This stroke uses the muscles in the lead shoulder. Contracting muscles at the front of the shoulder pull the arm across the chest. Contracting muscles at the back of the shoulder pull the arm back to its start position, and then onward into the follow-through.
To get a sense of the motion, stand straight and hold your arms straight out in front so they are horizontal to the ground and ninety degrees to the spine. Now, move both arms to the left, and then to the right. To move the arms toward the centre of the body, muscles connecting the upper arm and the shoulder contract, pulling the upper arm toward the centre of the body. To move the arms away from the centre of the body, muscles connecting the upper arm and the shoulder contract, and pull the upper arm toward the back.
The trailing arm is essentially along for the ride. The reason has to do with body geometry. As the lead arm moves across the body, the distance between the trailing shoulder and the grip gets smaller. Eventually the distance is so small that the trailing arm must bend at the elbow. This elbow bend creates unpredictability in the stroke. For this reason, one does not want to use the trailing arm as a power source to push the putter along. The reverse occurs in the forward stroke, with the lead arm bending. By this point, however, the ball is already on its way, so the bending does not matter.
The shoulders remain horizontal to the ground throughout the stroke.
Care should be taken to not move the lead shoulder socket while moving the upper arm in the lead shoulder socket, particularly toward the end of the range of motion of the upper arm in the shoulder socket. In our daily lives, we often move both the upper arm in the shoulder socket and the shoulder socket together. One can tell whether the shoulder socket is moving by sensing the muscles that are contracting. Muscles that move the upper arm in the shoulder socket are close to the shoulder socket. Muscles that move the shoulder socket are in the chest.
To practice the stroke, putt with only the lead arm. While it may feel awkward at first, one should eventually get the feel of the stroke.
The graphic below illustrates key aspects of the stroke.
In this stroke, only two muscles groups are involved, specifically those that are attached to the upper arm and shoulder socket. They contract to pull the lead upper arm to centre of the body on the back stroke and away from the centre of the body on the down-stroke and follow-through.
Only the muscles in the lead shoulder are involved, so the degree of coordination is high.
The shoulder joint is a ball and socket joint, which allows a wide range of movement. In this stroke, the joints will not provide automatic control to the stroke through limited range of movement.
The shoulder muscles are of medium size.
With this stroke, the shoulder muscles will be moving both the putter and the arms. There is more mass being moved than with the wrist stroke.
Eye sockets are still, since only the arms are moving. The head, spine and lower body remain motionless.
The rotation plane is vertical when the player leans forward, lets the lead arm hang straight down, executes the stroke from this initial position, and lets the shoulder muscles move the arm across the body on the back stroke and away from the body centre on the forward stroke. With a vertical plane, the putt will be on line with proper alignment and a stroke that goes directly away from and toward the target.
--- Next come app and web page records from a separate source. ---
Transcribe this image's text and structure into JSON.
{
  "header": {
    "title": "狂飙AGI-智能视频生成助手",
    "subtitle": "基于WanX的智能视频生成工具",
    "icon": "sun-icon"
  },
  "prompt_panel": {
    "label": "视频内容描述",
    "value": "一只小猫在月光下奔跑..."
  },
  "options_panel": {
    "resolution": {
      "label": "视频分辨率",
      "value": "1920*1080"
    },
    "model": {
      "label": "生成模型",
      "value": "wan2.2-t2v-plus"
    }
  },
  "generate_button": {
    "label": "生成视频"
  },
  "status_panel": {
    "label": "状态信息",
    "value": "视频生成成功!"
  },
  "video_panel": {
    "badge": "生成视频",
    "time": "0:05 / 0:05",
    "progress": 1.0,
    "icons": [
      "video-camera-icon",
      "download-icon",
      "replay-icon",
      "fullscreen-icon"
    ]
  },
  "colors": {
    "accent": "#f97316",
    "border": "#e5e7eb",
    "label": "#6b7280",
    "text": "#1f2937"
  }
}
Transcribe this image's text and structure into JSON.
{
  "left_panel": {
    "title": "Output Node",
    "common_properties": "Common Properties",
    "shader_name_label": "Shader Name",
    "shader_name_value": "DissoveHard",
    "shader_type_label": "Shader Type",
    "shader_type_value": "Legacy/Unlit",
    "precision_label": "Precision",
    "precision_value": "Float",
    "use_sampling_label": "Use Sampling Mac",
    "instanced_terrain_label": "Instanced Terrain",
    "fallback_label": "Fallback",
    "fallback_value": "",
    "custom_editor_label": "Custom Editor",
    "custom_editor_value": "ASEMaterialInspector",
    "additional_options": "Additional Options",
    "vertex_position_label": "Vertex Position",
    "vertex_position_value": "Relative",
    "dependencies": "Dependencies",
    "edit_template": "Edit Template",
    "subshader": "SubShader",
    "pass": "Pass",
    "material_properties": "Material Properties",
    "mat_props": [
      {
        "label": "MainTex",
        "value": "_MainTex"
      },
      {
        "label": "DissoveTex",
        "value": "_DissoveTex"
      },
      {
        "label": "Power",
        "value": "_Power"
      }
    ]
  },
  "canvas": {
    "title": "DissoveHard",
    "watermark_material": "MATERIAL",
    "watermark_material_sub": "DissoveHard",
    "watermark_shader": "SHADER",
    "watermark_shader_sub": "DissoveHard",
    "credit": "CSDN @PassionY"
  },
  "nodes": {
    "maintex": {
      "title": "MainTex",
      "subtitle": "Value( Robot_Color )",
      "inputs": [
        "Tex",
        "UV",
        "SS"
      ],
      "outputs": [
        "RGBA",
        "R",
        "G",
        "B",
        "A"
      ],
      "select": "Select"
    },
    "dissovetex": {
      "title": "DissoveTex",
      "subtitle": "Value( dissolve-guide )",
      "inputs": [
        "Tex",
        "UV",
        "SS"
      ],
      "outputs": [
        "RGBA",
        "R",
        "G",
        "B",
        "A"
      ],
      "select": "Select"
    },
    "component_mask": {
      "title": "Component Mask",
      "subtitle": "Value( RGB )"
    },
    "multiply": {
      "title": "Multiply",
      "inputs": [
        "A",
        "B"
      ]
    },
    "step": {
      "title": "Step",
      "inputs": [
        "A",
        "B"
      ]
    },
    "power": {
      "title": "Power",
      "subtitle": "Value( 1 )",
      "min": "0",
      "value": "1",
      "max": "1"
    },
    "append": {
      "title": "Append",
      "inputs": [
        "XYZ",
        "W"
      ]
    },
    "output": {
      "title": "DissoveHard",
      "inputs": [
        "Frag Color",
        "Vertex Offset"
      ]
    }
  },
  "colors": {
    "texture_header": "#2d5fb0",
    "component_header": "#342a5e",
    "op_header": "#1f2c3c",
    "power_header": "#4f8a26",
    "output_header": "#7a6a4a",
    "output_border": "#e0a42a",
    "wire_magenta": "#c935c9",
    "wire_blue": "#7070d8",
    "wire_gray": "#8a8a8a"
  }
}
The rotation radius is the distance from lead shoulder socket to the ball. This distance will be directly related to the length of the putter, the length of the lead arm, the extent to which the lead hand is down the putter grip, and the angle between the putter and the arm. The rotation radius will be considerably larger than with the wrist stroke. In practical terms, the larger circle radius in combination with the vertical rotation plane will mean the putter will stay closer to the ground on the back and forward strokes.
The rotation centre will remain steady in the properly executed stroke.
The comments here are the same as for the wrist stroke. The key aspect of the stroke is achieving the vertical rotation plane by leaning forward, letting the lead arm hang through gravity to the vertical position, and executing the movement from this vertical position. Whether the eye position is directly over the ball will depend on a number of factors, but particularly the amount of forward lean and the angle between the arm and the club.
The length of the putting stroke will be directly related to the amount of rotation of the upper arm in the shoulder socket. A 45 degree rotation is possible and similar to the rotation in the wrist stroke. However, the rotation circle radius will be larger, and this will allow a longer stroke.
The amount of forward leaning is not excessive, so the stroke should not cause problems in terms of back health.
Here are some ideas about performing the stroke:
The lead upper arm stroke has several strengths. From a muscular point of view, the stroke is simple, and therefore offers the potential for consistent results. It delivers a vertical plane and the potential for on-line putting. It presents no significant problems in terms of back health or eye alignment over the target line. There is ample rotation potential in the stroke; however, the lead upper arm stroke does not generate a lot of acceleration. The stroke will rely on rhythm and momentum. This may be positive, since rhythm and momentum reduce the potential for the "yips".